When a patient with a ventral hernia (the swelling of tissues, intestines, or organs that works its way through an opening, injury, or surgical incision in a patient’s abdominal wall) undergoes hernia repair surgery, one common method of repair is to place a bioabsorbable mesh hernia patch over that opening. This causes the patient’s natural tissues to absorb the hernia mesh and become stronger .
These bioabsorbable patches succeed. Bioabsorbable mesh procedures are safe and have a low chance of hernia recurrence. Specifically, the flexible materials in most hernia patches almost guarantees a natural healing process and a minimal amount of discomfort for the patient.

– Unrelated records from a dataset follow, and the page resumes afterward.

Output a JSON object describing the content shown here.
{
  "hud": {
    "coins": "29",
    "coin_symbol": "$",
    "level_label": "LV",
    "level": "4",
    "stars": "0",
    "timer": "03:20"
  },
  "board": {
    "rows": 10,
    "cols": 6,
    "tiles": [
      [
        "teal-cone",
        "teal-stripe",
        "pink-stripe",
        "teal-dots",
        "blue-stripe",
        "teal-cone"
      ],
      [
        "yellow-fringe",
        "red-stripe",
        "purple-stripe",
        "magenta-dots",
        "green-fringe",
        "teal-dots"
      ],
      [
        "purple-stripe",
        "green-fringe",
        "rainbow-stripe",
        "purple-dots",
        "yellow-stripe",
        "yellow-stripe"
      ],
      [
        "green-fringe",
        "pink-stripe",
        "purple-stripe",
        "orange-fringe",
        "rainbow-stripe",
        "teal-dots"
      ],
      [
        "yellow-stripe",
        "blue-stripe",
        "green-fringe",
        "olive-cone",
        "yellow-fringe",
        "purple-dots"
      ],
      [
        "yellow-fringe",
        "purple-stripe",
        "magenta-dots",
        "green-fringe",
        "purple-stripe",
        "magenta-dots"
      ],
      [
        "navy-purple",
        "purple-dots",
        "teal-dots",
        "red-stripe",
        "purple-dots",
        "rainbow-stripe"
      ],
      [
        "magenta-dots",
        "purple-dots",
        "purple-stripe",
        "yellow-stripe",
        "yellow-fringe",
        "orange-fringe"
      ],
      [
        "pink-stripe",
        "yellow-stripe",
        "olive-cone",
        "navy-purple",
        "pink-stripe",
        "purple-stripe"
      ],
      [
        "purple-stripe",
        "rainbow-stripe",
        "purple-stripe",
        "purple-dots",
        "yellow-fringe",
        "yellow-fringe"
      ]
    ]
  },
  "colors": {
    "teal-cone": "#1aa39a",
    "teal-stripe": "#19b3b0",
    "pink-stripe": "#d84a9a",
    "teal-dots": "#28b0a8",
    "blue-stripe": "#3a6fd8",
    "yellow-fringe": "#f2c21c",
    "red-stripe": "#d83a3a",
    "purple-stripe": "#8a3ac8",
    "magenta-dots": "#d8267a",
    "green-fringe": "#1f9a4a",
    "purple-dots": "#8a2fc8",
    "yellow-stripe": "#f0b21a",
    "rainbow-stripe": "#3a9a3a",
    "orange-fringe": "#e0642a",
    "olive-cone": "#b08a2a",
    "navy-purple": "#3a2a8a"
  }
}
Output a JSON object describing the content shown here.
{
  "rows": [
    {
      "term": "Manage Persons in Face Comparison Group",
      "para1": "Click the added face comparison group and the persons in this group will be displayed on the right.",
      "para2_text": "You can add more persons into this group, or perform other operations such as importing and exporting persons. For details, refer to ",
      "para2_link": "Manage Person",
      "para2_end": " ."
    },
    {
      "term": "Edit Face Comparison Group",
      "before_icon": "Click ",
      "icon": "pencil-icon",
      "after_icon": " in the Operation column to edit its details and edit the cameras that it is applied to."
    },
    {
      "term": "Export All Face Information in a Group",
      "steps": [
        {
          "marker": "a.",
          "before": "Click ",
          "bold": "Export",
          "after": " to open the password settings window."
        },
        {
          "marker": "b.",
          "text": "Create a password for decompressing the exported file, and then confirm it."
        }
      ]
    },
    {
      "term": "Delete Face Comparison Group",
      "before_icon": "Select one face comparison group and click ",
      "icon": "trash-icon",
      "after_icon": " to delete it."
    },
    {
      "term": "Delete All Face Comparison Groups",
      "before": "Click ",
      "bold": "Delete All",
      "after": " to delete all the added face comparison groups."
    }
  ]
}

However, Ethicon (part of Johnson & Johnson) has recalled the Physiomesh Composite Mesh hernia patch. Hundreds of patients have reported painful adhesions and other symptoms of hernia mesh migration, shrinkage, and tearing. Mainly, the body’s tissues view the patch as a foreign object. This causes dense, painful adhesions to develop that can force the patch to migrate or tear .
In May 2016, Ethicon voluntary withdrew its Physiomesh products (they refuse to label this a recall). This decision resulted from research showing that Ethicon’s Physiomesh had a much higher-than-average rate of required revision surgery than other mesh products.
Patients with complications from Ethicon Physiomesh hernia patches often experience:
- Other signs of infection such as redness or a noticeable discharge from the surgical site
- Hernia recurrence
- Dense adhesions (scar-like tissue)
- Seroma (fluid buildup)
- Bowel obstruction
By 2016, at least 50% of Ethicon Physiomesh patients who have had the Ethicon hernia mesh inserted since 2010 have experienced one or more of the above side effects. Usually serious side effects lead to additional surgeries, medication, and hospitalization. Some symptoms may lead to lifelong complications.